[Editor’s Note: The Supreme Court decision referred to in the Media Release below does not relate to nor does it directly affect attempts by indigenous and environmental groups to stop construction sand being stolen by Unimin from the Vance Mine referred to in Quandamooka land claim frustrated by 16 years of unlawful sand mining ]
MEDIA RELEASE STRADBROKE ISLAND MANAGEMENT ORGANISATION 23.7.2010
A mining company’s plans to truck construction sand off North Stradbroke Island for a hundred years is in tatters today.
The Supreme Court of Queensland decision handed down this morning has brought to an end the attempts of Unimin Australia Ltd to overturn a unanimous decision of 2008 by Redland City Council rejecting the application from a Unimin subsidiary to remove the sand from the island.
The judgement was three to nil.
Conservationists had always argued the sand belonged on the island and should be used to fill in the mighty void left by Enterprise mine (graphically featured in numerous newspaper reports, see above).
The miners had built an argument that the sand was “excess”. Yet at the same time, they never intended to use it to fill in the void at the end of mining.
In April 2008 SIMO wrote in its Newsletter:
“CRL calls the sand ‘excess’ and a ‘waste’ product from mining. SIMO disputes this fiction. On a sand island, the idea of ‘excess’ sand is an oxymoron. All the sand is integral to the island. Sand remaining after extraction of minerals is required to be returned to re-form the landscape. The island is not a quarry.”
The mining company is required under its mining lease to put back all the sand it mines to recreate the original landform. The two huge, bare stockpiles of non-mineral sand – that the miner hoped to truck off the island at the rate of up to 500,000 tonnes per annum for a hundred years or more – can be seen from Brisbane.
These stockpiles sit on two expired leases.
One of those, ML1117, expired three years ago.

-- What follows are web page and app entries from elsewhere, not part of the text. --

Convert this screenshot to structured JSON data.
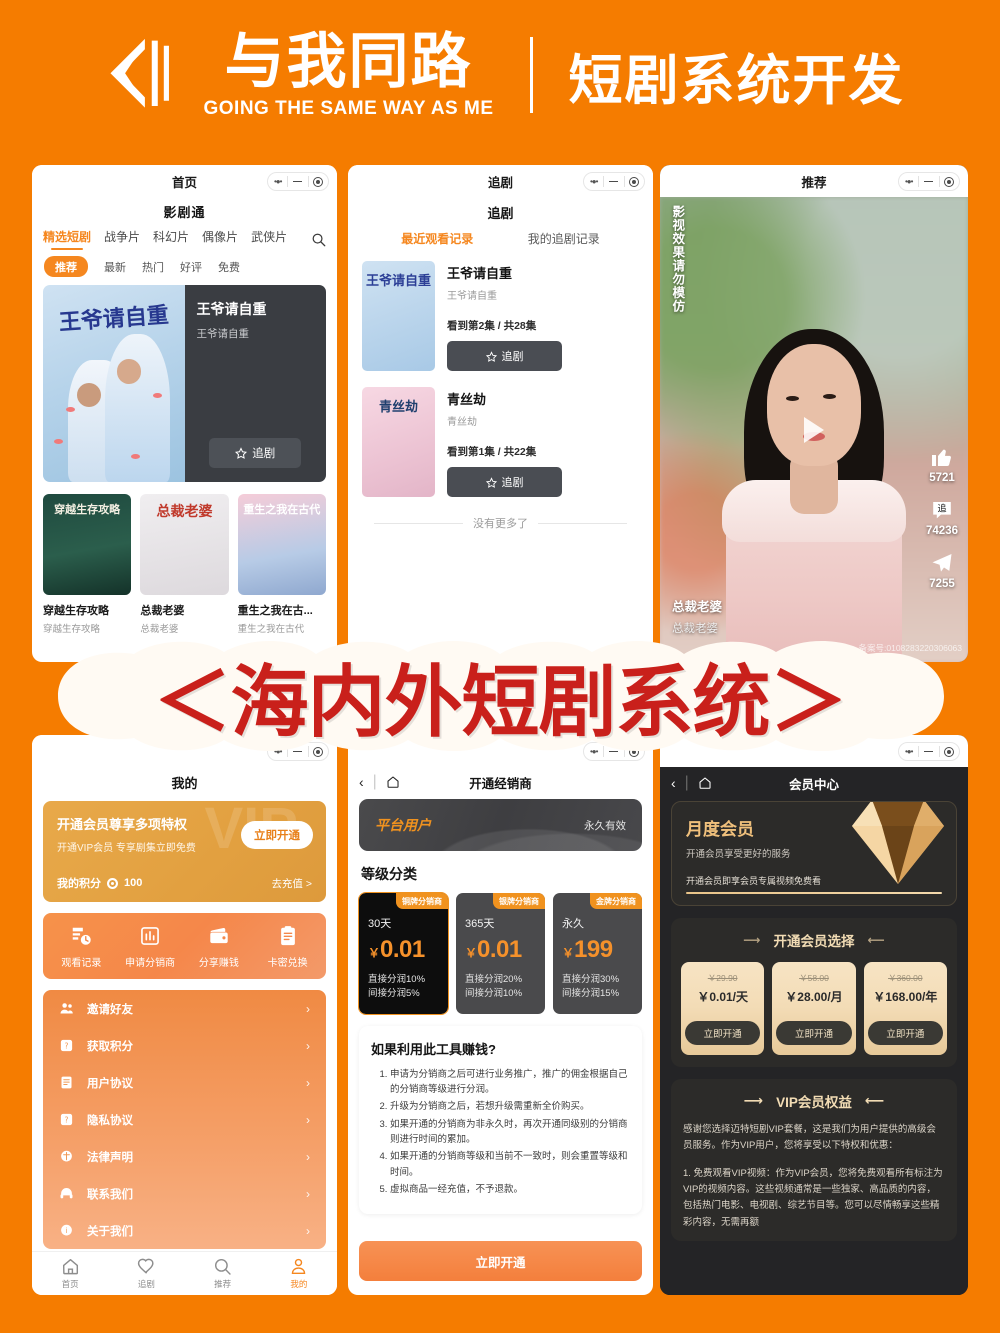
{
  "header": {
    "brand_cn": "与我同路",
    "brand_en": "GOING THE SAME WAY AS ME",
    "subtitle": "短剧系统开发",
    "logo_icon": "bracket-logo-icon",
    "bg_color": "#F57C00"
  },
  "banner": {
    "text": "＜海内外短剧系统＞",
    "color": "#C9201B"
  },
  "phone1": {
    "mp_title": "首页",
    "app_title": "影剧通",
    "categories": [
      "精选短剧",
      "战争片",
      "科幻片",
      "偶像片",
      "武侠片"
    ],
    "search_icon": "search-icon",
    "filters": [
      "推荐",
      "最新",
      "热门",
      "好评",
      "免费"
    ],
    "hero": {
      "poster_text": "王爷请自重",
      "title": "王爷请自重",
      "subtitle": "王爷请自重",
      "follow_label": "追剧",
      "star_icon": "star-icon"
    },
    "grid": [
      {
        "poster_text": "穿越生存攻略",
        "title": "穿越生存攻略",
        "subtitle": "穿越生存攻略"
      },
      {
        "poster_text": "总裁老婆",
        "title": "总裁老婆",
        "subtitle": "总裁老婆"
      },
      {
        "poster_text": "重生之我在古代",
        "title": "重生之我在古...",
        "subtitle": "重生之我在古代"
      }
    ]
  },
  "phone2": {
    "mp_title": "追剧",
    "section_title": "追剧",
    "tabs": [
      "最近观看记录",
      "我的追剧记录"
    ],
    "items": [
      {
        "poster_text": "王爷请自重",
        "title": "王爷请自重",
        "subtitle": "王爷请自重",
        "progress": "看到第2集 / 共28集",
        "btn": "追剧"
      },
      {
        "poster_text": "青丝劫",
        "title": "青丝劫",
        "subtitle": "青丝劫",
        "progress": "看到第1集 / 共22集",
        "btn": "追剧"
      }
    ],
    "no_more": "没有更多了"
  },
  "phone3": {
    "mp_title": "推荐",
    "warning": "影视效果请勿模仿",
    "play_icon": "play-icon",
    "actions": [
      {
        "icon": "thumbs-up-icon",
        "count": "5721"
      },
      {
        "icon": "follow-bubble-icon",
        "count": "74236",
        "glyph": "追"
      },
      {
        "icon": "share-icon",
        "count": "7255"
      }
    ],
    "caption_title": "总裁老婆",
    "caption_sub": "总裁老婆",
    "license": "备案号:0108283220306063"
  },
  "phone4": {
    "title": "我的",
    "vip_card": {
      "headline": "开通会员尊享多项特权",
      "sub": "开通VIP会员 专享剧集立即免费",
      "open_btn": "立即开通",
      "points_label": "我的积分",
      "points_value": "100",
      "recharge": "去充值 >",
      "watermark": "VIP"
    },
    "quick": [
      {
        "icon": "history-icon",
        "label": "观看记录"
      },
      {
        "icon": "chart-icon",
        "label": "申请分销商"
      },
      {
        "icon": "wallet-icon",
        "label": "分享赚钱"
      },
      {
        "icon": "clipboard-icon",
        "label": "卡密兑换"
      }
    ],
    "menu": [
      {
        "icon": "users-icon",
        "label": "邀请好友"
      },
      {
        "icon": "question-icon",
        "label": "获取积分"
      },
      {
        "icon": "doc-icon",
        "label": "用户协议"
      },
      {
        "icon": "shield-question-icon",
        "label": "隐私协议"
      },
      {
        "icon": "balance-icon",
        "label": "法律声明"
      },
      {
        "icon": "headset-icon",
        "label": "联系我们"
      },
      {
        "icon": "info-icon",
        "label": "关于我们"
      }
    ],
    "tabbar": [
      {
        "icon": "home-icon",
        "label": "首页",
        "active": false
      },
      {
        "icon": "heart-icon",
        "label": "追剧",
        "active": false
      },
      {
        "icon": "search-icon",
        "label": "推荐",
        "active": false
      },
      {
        "icon": "person-icon",
        "label": "我的",
        "active": true
      }
    ]
  },
  "phone5": {
    "nav_title": "开通经销商",
    "back_icon": "chevron-left-icon",
    "home_icon": "home-icon",
    "platform_user": "平台用户",
    "validity": "永久有效",
    "level_heading": "等级分类",
    "tiers": [
      {
        "badge": "铜牌分销商",
        "duration": "30天",
        "currency": "￥",
        "price": "0.01",
        "direct": "直接分润10%",
        "indirect": "间接分润5%",
        "selected": true
      },
      {
        "badge": "银牌分销商",
        "duration": "365天",
        "currency": "￥",
        "price": "0.01",
        "direct": "直接分润20%",
        "indirect": "间接分润10%",
        "selected": false
      },
      {
        "badge": "金牌分销商",
        "duration": "永久",
        "currency": "￥",
        "price": "199",
        "direct": "直接分润30%",
        "indirect": "间接分润15%",
        "selected": false
      }
    ],
    "howto_title": "如果利用此工具赚钱?",
    "howto_items": [
      "申请为分销商之后可进行业务推广，推广的佣金根据自己的分销商等级进行分润。",
      "升级为分销商之后，若想升级需重新全价购买。",
      "如果开通的分销商为非永久时，再次开通同级别的分销商则进行时间的累加。",
      "如果开通的分销商等级和当前不一致时，则会重置等级和时间。",
      "虚拟商品一经充值，不予退款。"
    ],
    "cta": "立即开通"
  },
  "phone6": {
    "nav_title": "会员中心",
    "back_icon": "chevron-left-icon",
    "home_icon": "home-icon",
    "member_card": {
      "title": "月度会员",
      "sub": "开通会员享受更好的服务",
      "note": "开通会员即享会员专属视频免费看",
      "gem_icon": "diamond-icon"
    },
    "pick_title": "开通会员选择",
    "plans": [
      {
        "old_price": "￥29.90",
        "price": "￥0.01/天",
        "btn": "立即开通"
      },
      {
        "old_price": "￥58.00",
        "price": "￥28.00/月",
        "btn": "立即开通"
      },
      {
        "old_price": "￥360.00",
        "price": "￥168.00/年",
        "btn": "立即开通"
      }
    ],
    "benefits_title": "VIP会员权益",
    "benefits_p1": "感谢您选择迈特短剧VIP套餐，这是我们为用户提供的高级会员服务。作为VIP用户，您将享受以下特权和优惠：",
    "benefits_p2": "1. 免费观看VIP视频：作为VIP会员，您将免费观看所有标注为VIP的视频内容。这些视频通常是一些独家、高品质的内容，包括热门电影、电视剧、综艺节目等。您可以尽情畅享这些精彩内容，无需再额"
  }
}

Environmentalists are calling on the government not to renew the leases and to ensure that all the stockpiled sand is put back into the gaping pit of the Enterprise mine.
The mine pit is now quite close to the stockpiles, and there is no excuse for not returning the sand to fill the hole.
Today’s Appeal Court finding for conservation groups SIMO, FOSI, Birkdale Progress Association, Wildlife Preservation Society and individual co-respondents is vindication of their courage and tenacity in fighting to protect the island and taking on the considerable financial and legal burden of a court case involving a large, well-resourced mining giant. Redland City Council had declined to join the conservationists in this part of the court case. Today’s win is also a reprieve for the island’s seaside township of Dunwich.
Residents will not have to put up with increased truck movements, escalating to a truck every minute through middle of their town, which would have been the case had the sand export business been permitted.
Unimin has also been in the courts recently over the unlawful taking and selling of non-mineral sand from its Vance mine silica operations on the island. Last month Unimin lost an appeal to gain a special ruling on the definition of silica sand that would have legitimised its sale of so called “B-grade” sand.
The company will appear in the Brisbane Magistrates Court on 7 September to face charges brought by Department of Environment and Natural Resources in relation to the sand theft. Taking and selling sand unlawfully is a serious breach of mining lease conditions, and conservationists are calling on the government to cancel the Vance mining lease ML1108 and not renew the other two Vance leases that have expired or will soon expire.
Last month Premier Anna Bligh announced that 80 per cent of NSI would be made national park and mining would be phased out by 2027. Although a commitment was made not to renew expired leases, no clear answer has been forthcoming yet on whether or not the massive Enterprise mine will be permitted to continue, even though the mine is working on a lease that expired three years ago.
Conservations are calling for future national park not to be mined, for non-renewal of all leases, including those of Enterprise, and for cancellation of the Vance leases. This would ensure that mining would finish not in another 17 years’ time but in 2013 – when Yarraman mine was due to cease operations anyway.
The last tracts of ancient dune country would be saved for the planned island national park. There will be many years of work for islanders in decommissioning the mines and rehabilitating the land while the NSI economy shifts to a new, sustainable green future.
Contacts Jackie Cooper, president, 3409 8944
Jan Aldenhoven, vice-president, 3409 8899
More images are available on request.
Enterprise mine from the air. The pit is currently heading straight towards the giant sand stockpiles, seen in the background. 3 One of the giant stockpiles of sand Unimin had hoped to sell to the construction industry instead of using the sand to fill in the mine void at Enterprise. These mountains of sand are visible from Brisbane. Enterprise mine pit